Paul Embery, FBU executive council member for London, said: “We are deeply concerned at the correlation between the rise in deaths following the deepest cuts to the brigade in its history, which were pushed through by the former mayor [Boris Johnson].
“This disturbing increase has happened at a time when over 1,000 frontline firefighter posts have been ditched, 10 fire stations closed, and specialist rescue equipment and fire engines have been removed from service.
“In recent years firefighters have had to work with one hand tied behind their backs. Station closures and fewer fire engines mean it is taking longer for fire crews to make it to the incident scene. This means they arrive after the fire has become more intense, when the possibility of rescuing victims becomes fainter and the work far more dangerous.

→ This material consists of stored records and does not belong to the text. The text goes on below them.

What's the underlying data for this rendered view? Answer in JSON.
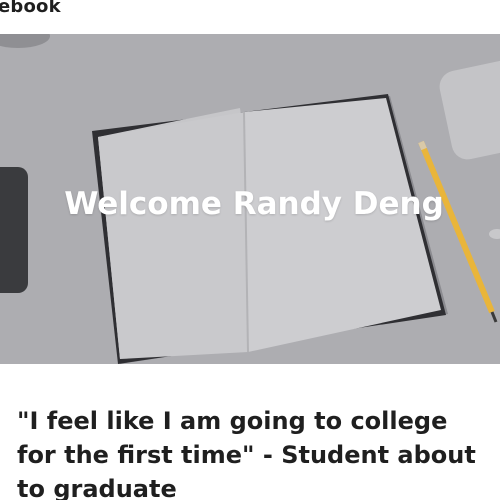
{
  "site": {
    "brand_name": "ebook"
  },
  "hero": {
    "heading": "Welcome Randy Deng"
  },
  "post": {
    "title": "\"I feel like I am going to college for the first time\" - Student about to graduate"
  },
  "colors": {
    "hero_overlay": "#a9a9ad",
    "text_dark": "#1f1f1f",
    "hero_text": "#ffffff",
    "pencil_yellow": "#e9b53a"
  }
}
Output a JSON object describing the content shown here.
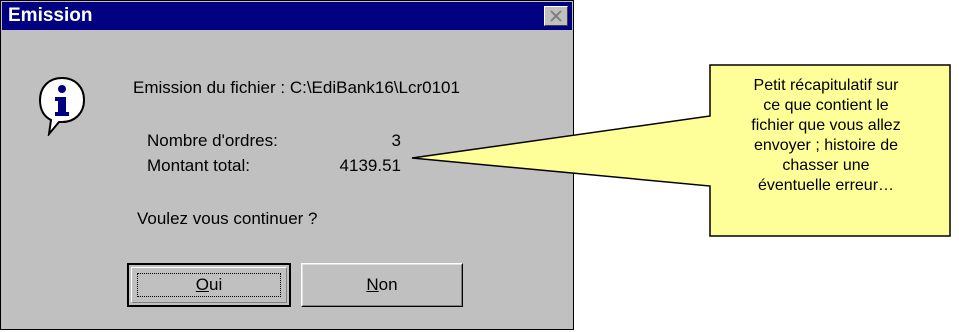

“Critically, overworked firefighters are now struggling to provide the preventative fire safety work which has historically driven down the number of fatal fires.
“Firefighters welcome mayor Sadiq Khan’s commitment not to make any further frontline cuts to the brigade. However, we need to look at adopting a strategy that gives the brigade the funding it desperately needs in order to drive down fatal fires.”
FBU general secretary Matt Wrack also raised serious concern over a multi-million-pound donation to the LFB by the London Freemasons.
The Masons will gift LFB £2.5 million for the purchase of two extended height aerial vehicles. London Fire Commissioner Dany Cotton had asked for the specialist equipment as part of a review into the brigade’s resources that she was asked to undertake by London Mayor Sadiq Khan in July.
But now the vehicles will be provided for on a charitable basis. The FBU says it is extremely concerned that a life-saving public service is now relying on handouts rather than adequate funding from the Government.
Matt Wrack said: “Whilst we appreciate the charity of anyone who wishes to support our firefighters, the idea that a professional, life-saving public service has to go around with a begging bowl to organisations with deep pockets is deeply alarming.
“If the equipment is needed to save lives, then the funding for it should be provided by Government. This deal sets a pretty awful precedent that could allow the Government to discharge its responsibilities in the future.
“We also have grave concerns that the donation in question has come from an organisation that disbars women from joining – a deeply offensive practice that needs to come to an end.”